Orientation Island

I started on Orientation Island, like so many others. This temple at the end of Orientation Island is a spot I never quite attained in my original orientation — I got frustrated somewhere around the beachball, and lag walked into one too many rivers ’til a friend rescued me. Still sometimes I do come back here, just to remember my roots.

Montara Bridge

Montara Bridge was an early place I stopped at in my SL journey. It struck me with its simple beauty. I still think it’s a pretty place, even after all these years. I suspect it has a lot to do with my love of the highways, byways, and “public works” of this world. The places that we, as Second Life Residents, all get to share.

Boardman Park

I’m not sure how I found Boardman initially, but I was struck by its suburban nature. It was like walking into a town, albeit a very idealized one.
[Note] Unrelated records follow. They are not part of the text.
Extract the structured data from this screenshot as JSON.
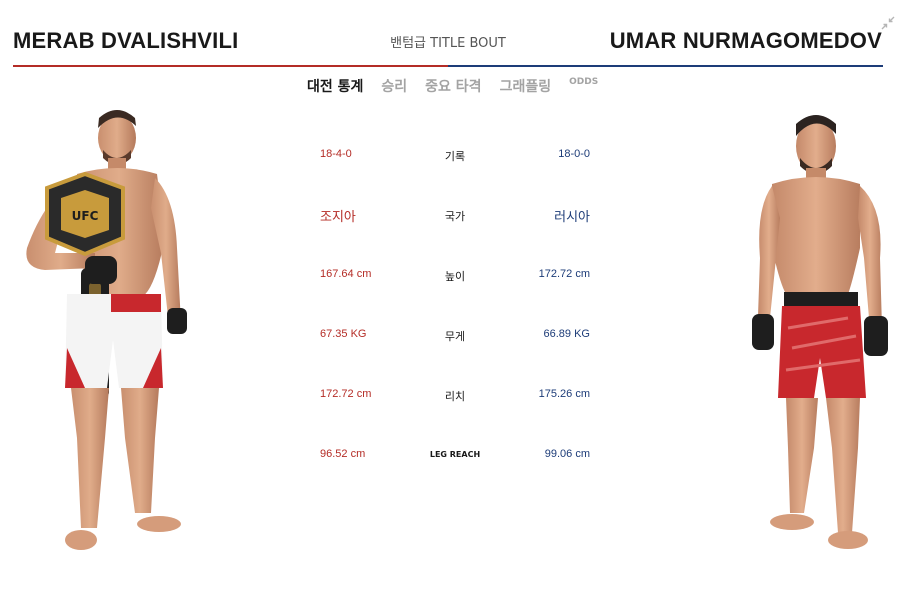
{
  "header": {
    "fighter_left_name": "MERAB DVALISHVILI",
    "fighter_right_name": "UMAR NURMAGOMEDOV",
    "bout_label": "밴텀급 TITLE BOUT"
  },
  "tabs": [
    {
      "label": "대전 통계",
      "active": true
    },
    {
      "label": "승리",
      "active": false
    },
    {
      "label": "중요 타격",
      "active": false
    },
    {
      "label": "그래플링",
      "active": false
    },
    {
      "label": "ODDS",
      "active": false
    }
  ],
  "stats": [
    {
      "label": "기록",
      "left": "18-4-0",
      "right": "18-0-0"
    },
    {
      "label": "국가",
      "left": "조지아",
      "right": "러시아"
    },
    {
      "label": "높이",
      "left": "167.64 cm",
      "right": "172.72 cm"
    },
    {
      "label": "무게",
      "left": "67.35 KG",
      "right": "66.89 KG"
    },
    {
      "label": "리치",
      "left": "172.72 cm",
      "right": "175.26 cm"
    },
    {
      "label": "LEG REACH",
      "left": "96.52 cm",
      "right": "99.06 cm"
    }
  ],
  "colors": {
    "left_accent": "#b42c26",
    "right_accent": "#1d3c78",
    "belt_gold": "#c89b3c",
    "shorts_red": "#c8282d"
  },
  "icons": {
    "collapse": "collapse-arrows-icon"
  }
}
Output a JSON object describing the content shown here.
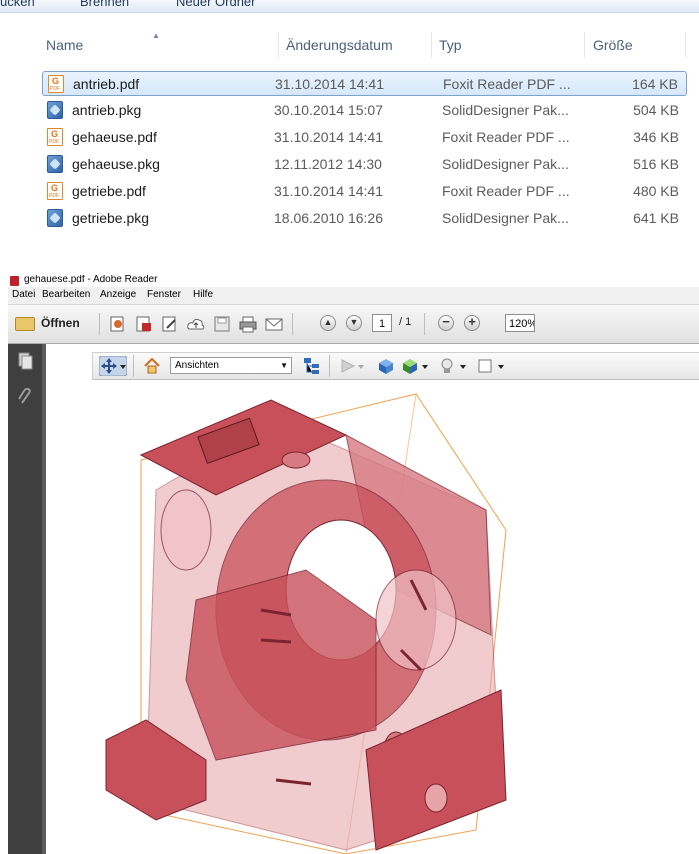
{
  "explorer": {
    "toolbar_items": [
      "ücken",
      "Brennen",
      "Neuer Ordner"
    ],
    "columns": {
      "name": "Name",
      "date": "Änderungsdatum",
      "type": "Typ",
      "size": "Größe"
    },
    "files": [
      {
        "name": "antrieb.pdf",
        "date": "31.10.2014 14:41",
        "type": "Foxit Reader PDF ...",
        "size": "164 KB",
        "icon": "pdf-icon",
        "selected": true
      },
      {
        "name": "antrieb.pkg",
        "date": "30.10.2014 15:07",
        "type": "SolidDesigner Pak...",
        "size": "504 KB",
        "icon": "pkg-icon",
        "selected": false
      },
      {
        "name": "gehaeuse.pdf",
        "date": "31.10.2014 14:41",
        "type": "Foxit Reader PDF ...",
        "size": "346 KB",
        "icon": "pdf-icon",
        "selected": false
      },
      {
        "name": "gehaeuse.pkg",
        "date": "12.11.2012 14:30",
        "type": "SolidDesigner Pak...",
        "size": "516 KB",
        "icon": "pkg-icon",
        "selected": false
      },
      {
        "name": "getriebe.pdf",
        "date": "31.10.2014 14:41",
        "type": "Foxit Reader PDF ...",
        "size": "480 KB",
        "icon": "pdf-icon",
        "selected": false
      },
      {
        "name": "getriebe.pkg",
        "date": "18.06.2010 16:26",
        "type": "SolidDesigner Pak...",
        "size": "641 KB",
        "icon": "pkg-icon",
        "selected": false
      }
    ]
  },
  "reader": {
    "window_title": "gehauese.pdf - Adobe Reader",
    "menu": [
      "Datei",
      "Bearbeiten",
      "Anzeige",
      "Fenster",
      "Hilfe"
    ],
    "open_label": "Öffnen",
    "page_current": "1",
    "page_total": "/ 1",
    "zoom": "120%",
    "views_label": "Ansichten",
    "colors": {
      "model_fill": "#c8505a",
      "model_light": "#e6a3a8",
      "bbox": "#f0a050"
    }
  }
}
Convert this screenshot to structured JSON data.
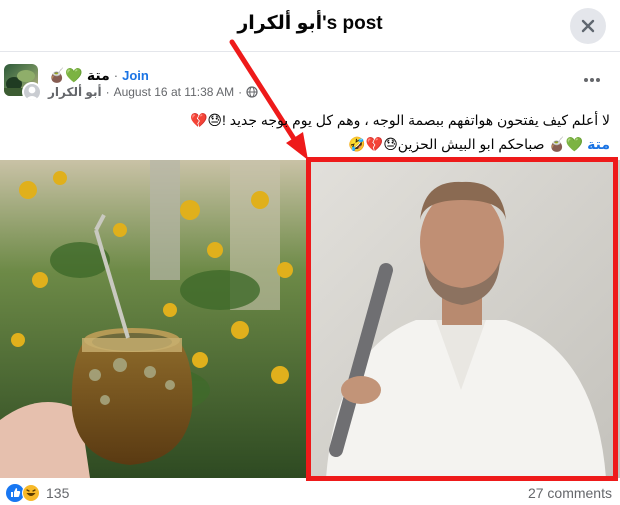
{
  "header": {
    "title": "أبو ألكرار's post"
  },
  "post": {
    "group_name": "متة",
    "group_emojis": "🧉💚",
    "separator": "·",
    "join_label": "Join",
    "author": "أبو ألكرار",
    "timestamp": "August 16 at 11:38 AM",
    "audience_icon": "globe-icon",
    "text_line1": "لا أعلم كيف يفتحون هواتفهم ببصمة الوجه ، وهم كل يوم بوجه جديد !😓💔",
    "hashtag": "متة",
    "text_line2_after_hashtag": "💚🧉 صباحكم ابو البيش الحزين😓💔🤣"
  },
  "footer": {
    "reaction_count": "135",
    "comments_label": "27 comments"
  },
  "colors": {
    "link_blue": "#1b74e4",
    "highlight_red": "#ee1a1a",
    "like_blue": "#1877f2"
  }
}
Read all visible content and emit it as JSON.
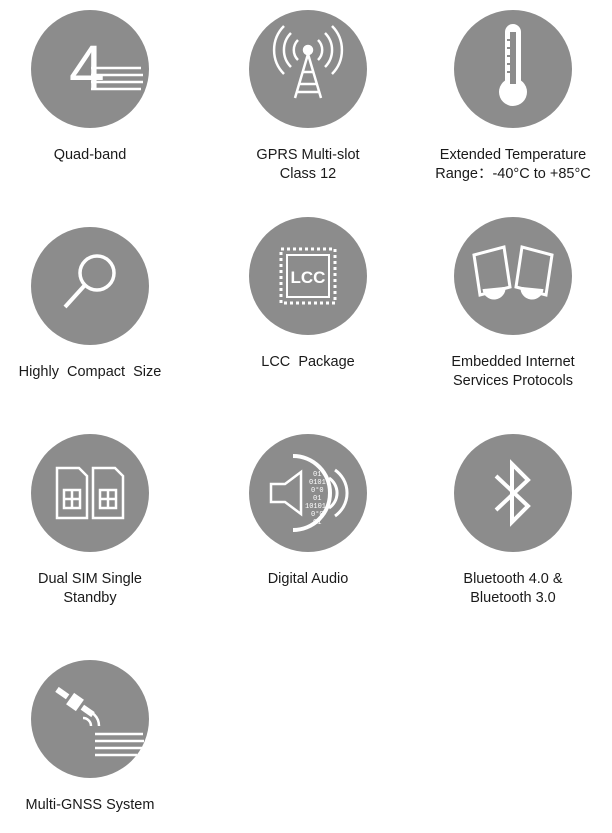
{
  "features": [
    {
      "icon": "quad-band-4-icon",
      "lines": [
        "Quad-band"
      ]
    },
    {
      "icon": "antenna-tower-icon",
      "lines": [
        "GPRS Multi-slot",
        "Class 12"
      ]
    },
    {
      "icon": "thermometer-icon",
      "lines": [
        "Extended Temperature",
        "Range：-40°C to +85°C"
      ]
    },
    {
      "icon": "magnifier-icon",
      "lines": [
        "Highly  Compact  Size"
      ]
    },
    {
      "icon": "lcc-chip-icon",
      "icon_text": "LCC",
      "lines": [
        "LCC  Package"
      ]
    },
    {
      "icon": "internet-protocols-icon",
      "lines": [
        "Embedded Internet",
        "Services Protocols"
      ]
    },
    {
      "icon": "dual-sim-icon",
      "lines": [
        "Dual SIM Single",
        "Standby"
      ]
    },
    {
      "icon": "digital-audio-icon",
      "icon_text": [
        "01",
        "0101",
        "0°0",
        "01",
        "10101",
        "0°0",
        "01"
      ],
      "lines": [
        "Digital Audio"
      ]
    },
    {
      "icon": "bluetooth-icon",
      "lines": [
        "Bluetooth 4.0 &",
        "Bluetooth 3.0"
      ]
    },
    {
      "icon": "satellite-gnss-icon",
      "lines": [
        "Multi-GNSS System"
      ]
    }
  ],
  "colors": {
    "circle": "#8c8c8c",
    "glyph": "#ffffff",
    "text": "#1a1a1a"
  }
}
I was also struck by the promise of a community, a neighborhood. The corner park, and its Gazebo, was one of my earliest “stomping grounds.”

The Lost Forest of Kahruvel

On my first visit to the lost forest of Kahruvel, I was still very new, and had no idea what the place was, or even if I was allowed to be there. Since then, I have found it to be a wonderfull place, full of old lore and mystery, yet also perfect for quiet contemplation. A recent gridquake seems to have damaged it severely, but I hope it will be returned to glory soon.

The Zen Gardens of Achemon's Bath House

The Zen Gardens was an early find. I came across it accidently, going to another of my old faves, the long-gone DharmaEcho Garden. I watched here, as a total noob, a Resident like me first rezzing prims and setting up this space. I was entranced with the possibilities from that moment on.

Sami Infohub

The Sami Infohub is long gone, a vacant plot of Linden Land where once an infoub stood. I placed out a hub, though, if only for the time I was there. In my earliest days, it was home, a place I could log into away from the maddening throng that was the Ahern Welcome Area (my initial home location). I still come back here, on my Rez Day, and remember.

Livingtree Duck Pond

Livingtree, event hough it dates back to 2007, is about the “youngest” of these places I’ll talk about in this post. Still, it’s the first place I really got to really explore my ability to build and decorate, and still means a great deal to me. While i do spend countless hours in its workshops, the duck pond remains a place a relax and recoup.

Many other places I considered sacred and special are no more. DharmaEcho Garden, the daycare in Falcaria and Pathfinder’s place in Ambleside, for example. Others have changed dramatically over time, and are not really what they once were to me: the standing stones in Serenite being a big example of that. It’s Second Life, and things change.

Home

Home is one of the biggies for me. It was an important part of my old SL life, back in Hundertwasser – then it became a sad place for me. Now I’ve a new home, and while it may never be the same as what the old Islandia home was to me, it’s still an important space.

In First Life, we’re a product of our biology, our families and the company we keep, and the places we’ve grown up and inhabited. I contend that the same is true in our second lives. These are the places that helped shape me, early on, and made me the avatar I am.

New newness at You Know, For Kids!

April 2nd, 2010 by Marianne McCann

Two new releases this week!

First, it’s the tooting horn!

Tooting Horn Ad

It’s the sort of horn you may recall from parades and ball games!

To toot your horn, simply click it. You’ll raise it to your mouth and hear the horn toot” Your hand will go down automatically after a couple seconds.

Available in blue, red, or black, or in a fat pack with all three colors (perfect for parties!). Versions for adult and kid-size avatars included!

Also, a new version of my kids’ play table

Kids' Play Table Ad

Replacing my 2006 vintage version, this one still uses sit targets to save you from a few extra scripts while still allowing for a good sit every time. Now featuring sculpted support brackets and better textures for a more realistic appearance!

Both the horns and the table are available at my stores in Livingtree and Bay City – Imaginario!

* Bay City – Imaginario

* Livingtree